[DATA RECORDS]
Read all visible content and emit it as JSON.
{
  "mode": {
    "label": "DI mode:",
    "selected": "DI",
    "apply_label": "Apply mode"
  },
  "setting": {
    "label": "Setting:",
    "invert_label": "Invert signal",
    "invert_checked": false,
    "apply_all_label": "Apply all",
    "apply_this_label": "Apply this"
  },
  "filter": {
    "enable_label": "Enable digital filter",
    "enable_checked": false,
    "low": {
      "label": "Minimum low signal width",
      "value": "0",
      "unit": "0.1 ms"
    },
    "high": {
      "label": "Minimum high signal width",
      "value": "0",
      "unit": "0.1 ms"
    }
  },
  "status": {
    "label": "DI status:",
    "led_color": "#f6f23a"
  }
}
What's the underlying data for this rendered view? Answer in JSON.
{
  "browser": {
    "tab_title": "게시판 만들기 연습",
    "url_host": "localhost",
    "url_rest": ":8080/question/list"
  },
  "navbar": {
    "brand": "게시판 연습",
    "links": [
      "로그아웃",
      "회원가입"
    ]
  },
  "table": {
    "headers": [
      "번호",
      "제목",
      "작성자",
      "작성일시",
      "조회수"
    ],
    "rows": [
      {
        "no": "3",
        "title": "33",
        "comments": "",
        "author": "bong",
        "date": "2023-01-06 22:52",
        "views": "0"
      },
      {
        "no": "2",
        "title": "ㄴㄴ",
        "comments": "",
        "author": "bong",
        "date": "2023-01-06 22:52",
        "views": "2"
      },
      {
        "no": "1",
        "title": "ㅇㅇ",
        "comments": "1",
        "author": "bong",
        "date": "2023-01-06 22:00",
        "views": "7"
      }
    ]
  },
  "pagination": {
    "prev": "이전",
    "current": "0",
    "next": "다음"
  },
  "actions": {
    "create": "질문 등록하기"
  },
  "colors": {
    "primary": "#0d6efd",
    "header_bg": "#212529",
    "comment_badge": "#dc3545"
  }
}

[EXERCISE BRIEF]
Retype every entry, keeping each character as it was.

[SOLVED PROBLEM]
Read all visible content and emit it as JSON.
{
  "mode": {
    "label": "DI mode:",
    "selected": "DI",
    "apply_label": "Apply mode"
  },
  "setting": {
    "label": "Setting:",
    "invert_label": "Invert signal",
    "invert_checked": false,
    "apply_all_label": "Apply all",
    "apply_this_label": "Apply this"
  },
  "filter": {
    "enable_label": "Enable digital filter",
    "enable_checked": false,
    "low": {
      "label": "Minimum low signal width",
      "value": "0",
      "unit": "0.1 ms"
    },
    "high": {
      "label": "Minimum high signal width",
      "value": "0",
      "unit": "0.1 ms"
    }
  },
  "status": {
    "label": "DI status:",
    "led_color": "#f6f23a"
  }
}
What's the underlying data for this rendered view? Answer in JSON.
{
  "browser": {
    "tab_title": "게시판 만들기 연습",
    "url_host": "localhost",
    "url_rest": ":8080/question/list"
  },
  "navbar": {
    "brand": "게시판 연습",
    "links": [
      "로그아웃",
      "회원가입"
    ]
  },
  "table": {
    "headers": [
      "번호",
      "제목",
      "작성자",
      "작성일시",
      "조회수"
    ],
    "rows": [
      {
        "no": "3",
        "title": "33",
        "comments": "",
        "author": "bong",
        "date": "2023-01-06 22:52",
        "views": "0"
      },
      {
        "no": "2",
        "title": "ㄴㄴ",
        "comments": "",
        "author": "bong",
        "date": "2023-01-06 22:52",
        "views": "2"
      },
      {
        "no": "1",
        "title": "ㅇㅇ",
        "comments": "1",
        "author": "bong",
        "date": "2023-01-06 22:00",
        "views": "7"
      }
    ]
  },
  "pagination": {
    "prev": "이전",
    "current": "0",
    "next": "다음"
  },
  "actions": {
    "create": "질문 등록하기"
  },
  "colors": {
    "primary": "#0d6efd",
    "header_bg": "#212529",
    "comment_badge": "#dc3545"
  }
}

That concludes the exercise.